When yet more countries (Germany, France and Italy) withdrew the AZ jab the UK government admitted they would be disposing of more than 800,000 unused doses and the European regulator acknowledged the clotting issue, and even while accepting that some risk may exist Spiegelhalter provided fact checkers with confusing statistical distractions to aid their efforts to explain away the clotting issue and helped promote work of scientists who had developed the jabs which still proclaimed them safe and effective.
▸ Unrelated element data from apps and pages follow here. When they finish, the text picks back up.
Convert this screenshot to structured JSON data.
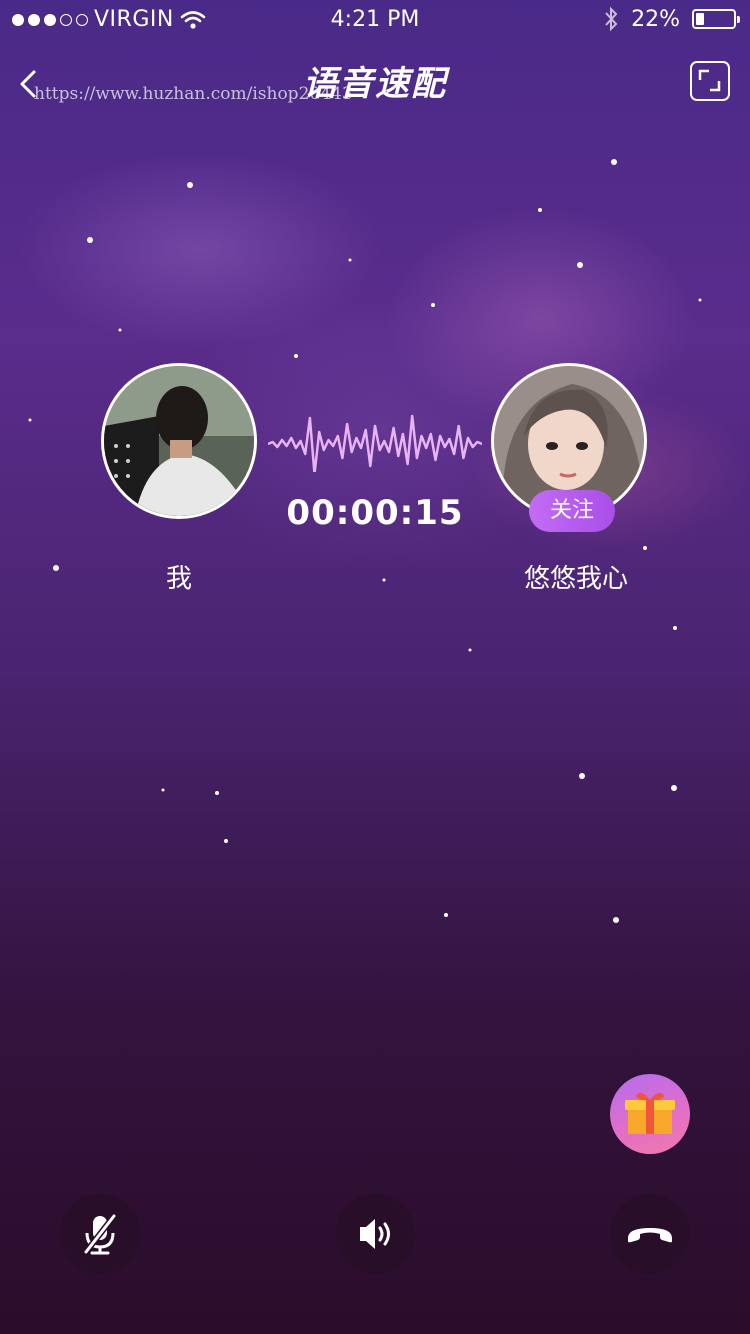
{
  "status_bar": {
    "carrier": "VIRGIN",
    "time": "4:21 PM",
    "battery": "22%",
    "battery_level": 0.22,
    "signal_bars_filled": 3,
    "signal_bars_total": 5
  },
  "nav": {
    "title": "语音速配",
    "watermark": "https://www.huzhan.com/ishop20443"
  },
  "call": {
    "me": {
      "name": "我"
    },
    "peer": {
      "name": "悠悠我心",
      "follow_label": "关注"
    },
    "timer": "00:00:15"
  },
  "icons": {
    "back": "chevron-left-icon",
    "expand": "expand-icon",
    "gift": "gift-icon",
    "mic": "mic-muted-icon",
    "speaker": "speaker-icon",
    "hangup": "hangup-icon"
  },
  "colors": {
    "follow_button": "#b25cf0",
    "waveform": "#e9b3f5",
    "control_bg": "#2a0e28"
  }
}
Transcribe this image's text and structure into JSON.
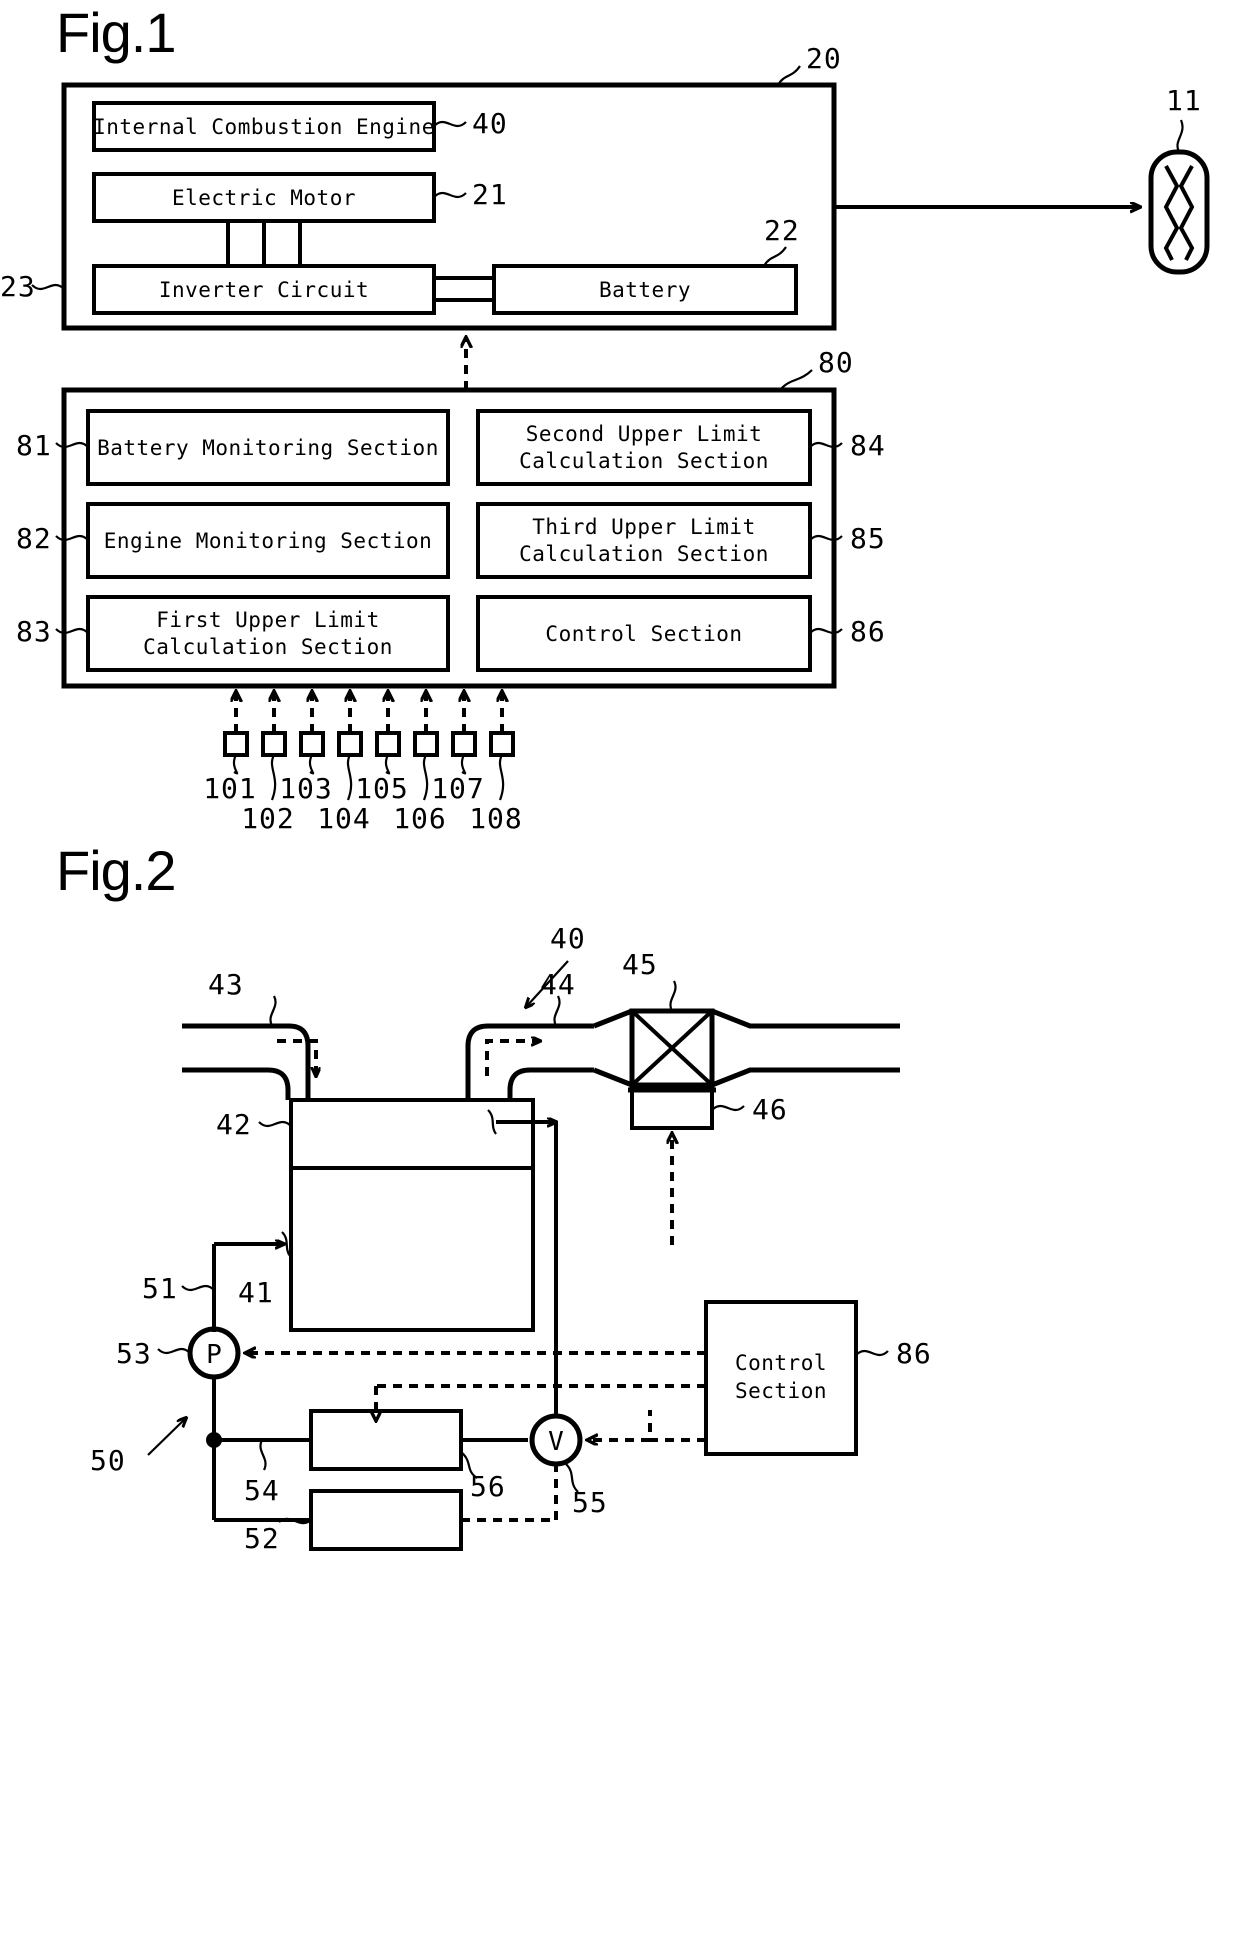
{
  "figures": [
    {
      "title": "Fig.1",
      "caption_ref": "20",
      "vehicle": {
        "ref": "20",
        "blocks": [
          {
            "ref": "40",
            "label": "Internal Combustion Engine"
          },
          {
            "ref": "21",
            "label": "Electric Motor"
          },
          {
            "ref": "23",
            "label": "Inverter Circuit"
          },
          {
            "ref": "22",
            "label": "Battery"
          }
        ],
        "wheel_ref": "11"
      },
      "controller": {
        "ref": "80",
        "left_blocks": [
          {
            "ref": "81",
            "label": "Battery Monitoring Section"
          },
          {
            "ref": "82",
            "label": "Engine Monitoring Section"
          },
          {
            "ref": "83",
            "label": "First Upper Limit\nCalculation Section"
          }
        ],
        "right_blocks": [
          {
            "ref": "84",
            "label": "Second Upper Limit\nCalculation Section"
          },
          {
            "ref": "85",
            "label": "Third Upper Limit\nCalculation Section"
          },
          {
            "ref": "86",
            "label": "Control Section"
          }
        ],
        "sensors_top_row": [
          "101",
          "103",
          "105",
          "107"
        ],
        "sensors_bottom_row": [
          "102",
          "104",
          "106",
          "108"
        ],
        "sensor_count": 8
      }
    },
    {
      "title": "Fig.2",
      "engine_ref": "40",
      "refs": {
        "intake_pipe": "43",
        "exhaust_pipe": "44",
        "catalyst": "45",
        "sensor_46": "46",
        "engine_body": "42",
        "cylinder": "41",
        "fuel_system": "50",
        "pump_line": "51",
        "return_line": "52",
        "pump": "53",
        "branch_line": "54",
        "valve_v": "55",
        "injector_block": "56",
        "control_section": "86"
      },
      "pump_symbol": "P",
      "valve_symbol": "V",
      "control_box_label": "Control\nSection",
      "control_box_lines": [
        "Control",
        "Section"
      ]
    }
  ],
  "colors": {
    "ink": "#000000",
    "paper": "#ffffff"
  }
}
We are aware that in light of his efforts to downplay risks related to the AZ and other Covid-19 vaccines and to promote the boosters and the vaccine’s use in particular subject groups (children and pregnant women), Professor Spiegelhalter has been asked on more than one occasion to declare whether he or his research group has any potential conflicts of interest with regards to the vaccines, vaccine manufacturers, or vaccine funders like the Bill and Melinda Gates Foundation and GAVI… his ‘skin in the game’, if you like. To date we are not aware that he has made such a dispositive declaration, one way or the other.
Spiegelhalter, OFCOM and Mark Steyn
It is also relevant to note that Spiegelhalter was one of the people who complained to OFCOM about a GBNews programme in which Mark Steyn quoted the Government’s own data comparing hospitalisation and mortality rates of the vaccinated and unvaccinated. It would be interesting to know whether he did this as a concerned citizen, or in his role as a non-executive member of the UK Statistics Authority.
And why was Brendan O’Neill even there?
I close by also asking why another commentator was even included on the show - the self-publishing Spiked journo-pundit Brendan O’Neill.
O’Neill has built his online media platform through challenging what he calls globalist narratives, including telling his audience: nothing that resembles science says that all of humanity will be wiped out unless we stop using fossil fuels and that the Net Zero climate change policy responses are a delirium built on fantasy, and likening them to medieval spiritual punishment (here); that proposals for slavery reparations are unhinged (here); and that the Covid-19 lockdowns were the sinister cruelty of tyrannical overreaching politicians (here). During the Antisocial program O’Neill pointed to a recent Stanford study that said that not only should actual lies be counted as misinformation about the vaccines, but also any true content that might lead people to be hesitant about taking the vaccine. He says that Stanford is therefore creating the Orwellian position that the truth can be misinformation. However, it was notable that at no point did he distinguish whether the matters in Mr Bridgen’s speech that he opined were misinformation were true or not.
Overall, O’Neill gives the distinct impression that he is someone who will play to an audience rather than someone with fixed positions on mainstream issues. He appears happy to speak up against certain narratives when speaking to an audience of people opposed to the dominant government perspective and, as we see in this case, happy to go along with those same narratives when speaking to an audience whose views align with the government mainstream perspective. Any suggestion that O’Neill was present to provide balance or counterpoint to Antisocial’s anti-Brigden empanelment would be disingenuous.